> What you have to do
An exact copy of the records is required, minus the pictures they hold.

═════ Data supplied

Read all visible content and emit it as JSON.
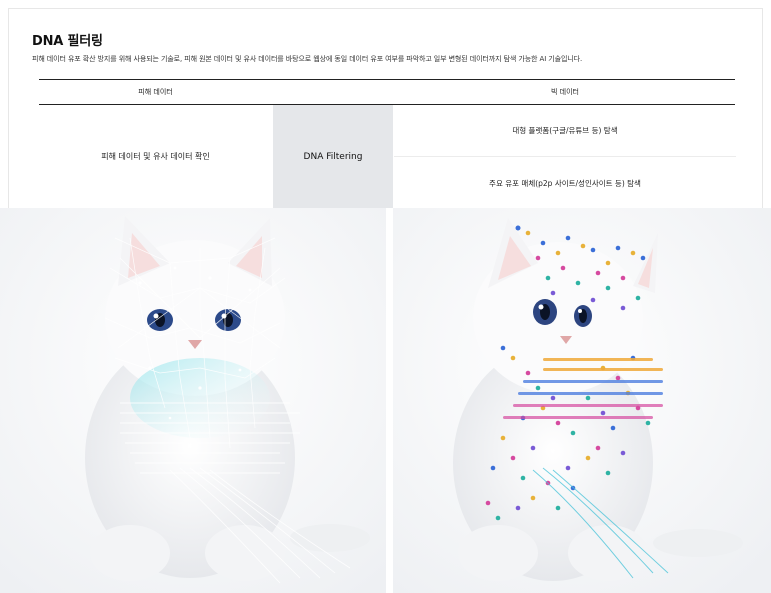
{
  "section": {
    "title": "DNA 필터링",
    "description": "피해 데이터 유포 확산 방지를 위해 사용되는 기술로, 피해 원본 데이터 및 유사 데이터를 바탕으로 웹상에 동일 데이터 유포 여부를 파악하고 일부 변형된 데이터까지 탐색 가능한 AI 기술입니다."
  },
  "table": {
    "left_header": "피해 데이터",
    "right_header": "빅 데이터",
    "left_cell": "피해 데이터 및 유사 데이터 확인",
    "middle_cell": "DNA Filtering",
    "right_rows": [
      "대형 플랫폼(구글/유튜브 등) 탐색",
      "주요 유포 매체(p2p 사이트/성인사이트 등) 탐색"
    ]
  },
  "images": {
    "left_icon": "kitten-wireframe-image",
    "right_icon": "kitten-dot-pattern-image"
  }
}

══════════

> Output
Read all visible content and emit it as JSON.
{
  "section": {
    "title": "DNA 필터링",
    "description": "피해 데이터 유포 확산 방지를 위해 사용되는 기술로, 피해 원본 데이터 및 유사 데이터를 바탕으로 웹상에 동일 데이터 유포 여부를 파악하고 일부 변형된 데이터까지 탐색 가능한 AI 기술입니다."
  },
  "table": {
    "left_header": "피해 데이터",
    "right_header": "빅 데이터",
    "left_cell": "피해 데이터 및 유사 데이터 확인",
    "middle_cell": "DNA Filtering",
    "right_rows": [
      "대형 플랫폼(구글/유튜브 등) 탐색",
      "주요 유포 매체(p2p 사이트/성인사이트 등) 탐색"
    ]
  },
  "images": {
    "left_icon": "kitten-wireframe-image",
    "right_icon": "kitten-dot-pattern-image"
  }
}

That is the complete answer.